Each line in the entries below that holds the string "item" is to be listed.

Page and application data records
-- Opening Marker --

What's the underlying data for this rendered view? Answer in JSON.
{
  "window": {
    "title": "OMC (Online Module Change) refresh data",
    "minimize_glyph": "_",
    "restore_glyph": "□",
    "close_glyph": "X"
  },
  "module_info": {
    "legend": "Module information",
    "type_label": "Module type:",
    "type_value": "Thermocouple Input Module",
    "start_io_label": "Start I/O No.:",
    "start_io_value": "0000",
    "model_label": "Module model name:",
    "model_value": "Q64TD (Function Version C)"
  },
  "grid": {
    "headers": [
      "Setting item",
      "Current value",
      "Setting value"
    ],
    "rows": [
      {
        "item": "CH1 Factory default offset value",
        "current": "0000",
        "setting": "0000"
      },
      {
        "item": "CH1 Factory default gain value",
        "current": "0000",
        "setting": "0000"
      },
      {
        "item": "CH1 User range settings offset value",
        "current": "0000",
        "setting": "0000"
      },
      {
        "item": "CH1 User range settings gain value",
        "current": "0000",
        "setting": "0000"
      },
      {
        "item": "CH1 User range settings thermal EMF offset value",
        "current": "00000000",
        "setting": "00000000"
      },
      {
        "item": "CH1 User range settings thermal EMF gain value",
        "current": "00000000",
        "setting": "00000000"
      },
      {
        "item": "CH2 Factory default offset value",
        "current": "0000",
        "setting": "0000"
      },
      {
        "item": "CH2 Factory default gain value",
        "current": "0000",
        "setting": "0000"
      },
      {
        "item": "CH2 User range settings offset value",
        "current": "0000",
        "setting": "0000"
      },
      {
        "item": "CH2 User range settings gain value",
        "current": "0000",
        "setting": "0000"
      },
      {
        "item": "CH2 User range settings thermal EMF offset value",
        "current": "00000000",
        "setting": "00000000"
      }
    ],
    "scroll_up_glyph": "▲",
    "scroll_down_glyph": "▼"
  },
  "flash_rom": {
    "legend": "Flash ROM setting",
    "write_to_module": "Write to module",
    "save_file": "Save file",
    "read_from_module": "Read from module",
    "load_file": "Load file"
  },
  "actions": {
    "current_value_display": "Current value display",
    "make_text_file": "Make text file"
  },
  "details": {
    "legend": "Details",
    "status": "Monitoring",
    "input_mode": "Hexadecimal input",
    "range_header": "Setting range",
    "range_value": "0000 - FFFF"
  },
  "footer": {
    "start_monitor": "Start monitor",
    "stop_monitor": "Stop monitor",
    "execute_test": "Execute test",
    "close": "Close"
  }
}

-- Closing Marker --

Task answer:
      "Setting item",
        "item": "CH1 Factory default offset value",
        "item": "CH1 Factory default gain value",
        "item": "CH1 User range settings offset value",
        "item": "CH1 User range settings gain value",
        "item": "CH1 User range settings thermal EMF offset value",
        "item": "CH1 User range settings thermal EMF gain value",
        "item": "CH2 Factory default offset value",
        "item": "CH2 Factory default gain value",
        "item": "CH2 User range settings offset value",
        "item": "CH2 User range settings gain value",
        "item": "CH2 User range settings thermal EMF offset value",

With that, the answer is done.